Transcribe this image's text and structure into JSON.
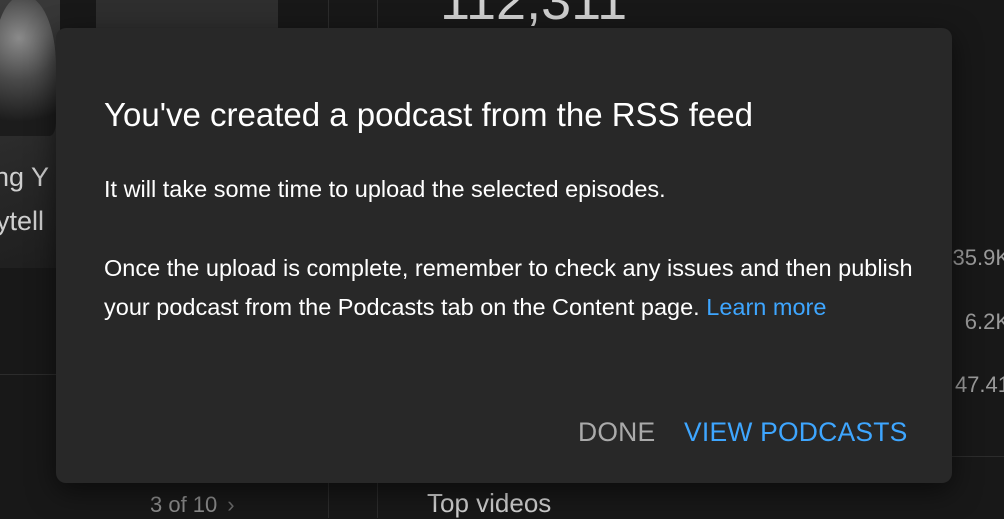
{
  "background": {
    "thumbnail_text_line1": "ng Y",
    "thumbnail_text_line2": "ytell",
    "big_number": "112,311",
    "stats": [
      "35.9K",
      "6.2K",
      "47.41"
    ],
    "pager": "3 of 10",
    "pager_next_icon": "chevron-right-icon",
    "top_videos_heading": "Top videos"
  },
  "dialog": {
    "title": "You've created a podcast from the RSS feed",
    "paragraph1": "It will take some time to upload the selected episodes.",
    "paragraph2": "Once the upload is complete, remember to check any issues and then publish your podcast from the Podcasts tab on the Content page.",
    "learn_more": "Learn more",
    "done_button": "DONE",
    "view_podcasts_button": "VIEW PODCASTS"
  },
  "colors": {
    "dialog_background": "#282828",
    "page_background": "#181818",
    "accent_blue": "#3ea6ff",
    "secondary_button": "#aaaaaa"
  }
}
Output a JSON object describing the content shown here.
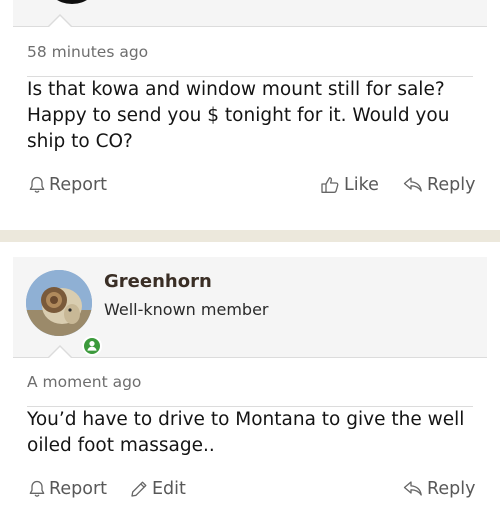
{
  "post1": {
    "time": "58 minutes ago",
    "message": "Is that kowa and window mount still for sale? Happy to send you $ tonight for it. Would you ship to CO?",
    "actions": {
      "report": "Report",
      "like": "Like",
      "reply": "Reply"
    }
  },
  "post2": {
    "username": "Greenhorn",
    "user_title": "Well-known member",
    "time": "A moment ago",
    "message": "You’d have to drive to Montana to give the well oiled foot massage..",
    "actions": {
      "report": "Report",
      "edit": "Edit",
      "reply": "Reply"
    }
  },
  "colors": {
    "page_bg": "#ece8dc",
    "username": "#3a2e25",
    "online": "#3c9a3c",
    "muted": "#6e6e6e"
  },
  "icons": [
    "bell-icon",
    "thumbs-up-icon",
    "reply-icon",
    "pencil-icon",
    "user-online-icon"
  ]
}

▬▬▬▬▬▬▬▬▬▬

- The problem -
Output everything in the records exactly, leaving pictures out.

- Answer box -
Transcribe this image's text and structure into JSON.
{
  "background": {
    "thumbnail_text_line1": "ng Y",
    "thumbnail_text_line2": "ytell",
    "big_number": "112,311",
    "stats": [
      "35.9K",
      "6.2K",
      "47.41"
    ],
    "pager": "3 of 10",
    "pager_next_icon": "chevron-right-icon",
    "top_videos_heading": "Top videos"
  },
  "dialog": {
    "title": "You've created a podcast from the RSS feed",
    "paragraph1": "It will take some time to upload the selected episodes.",
    "paragraph2": "Once the upload is complete, remember to check any issues and then publish your podcast from the Podcasts tab on the Content page.",
    "learn_more": "Learn more",
    "done_button": "DONE",
    "view_podcasts_button": "VIEW PODCASTS"
  },
  "colors": {
    "dialog_background": "#282828",
    "page_background": "#181818",
    "accent_blue": "#3ea6ff",
    "secondary_button": "#aaaaaa"
  }
}
Output a JSON object describing the content shown here.
{
  "post1": {
    "time": "58 minutes ago",
    "message": "Is that kowa and window mount still for sale? Happy to send you $ tonight for it. Would you ship to CO?",
    "actions": {
      "report": "Report",
      "like": "Like",
      "reply": "Reply"
    }
  },
  "post2": {
    "username": "Greenhorn",
    "user_title": "Well-known member",
    "time": "A moment ago",
    "message": "You’d have to drive to Montana to give the well oiled foot massage..",
    "actions": {
      "report": "Report",
      "edit": "Edit",
      "reply": "Reply"
    }
  },
  "colors": {
    "page_bg": "#ece8dc",
    "username": "#3a2e25",
    "online": "#3c9a3c",
    "muted": "#6e6e6e"
  },
  "icons": [
    "bell-icon",
    "thumbs-up-icon",
    "reply-icon",
    "pencil-icon",
    "user-online-icon"
  ]
}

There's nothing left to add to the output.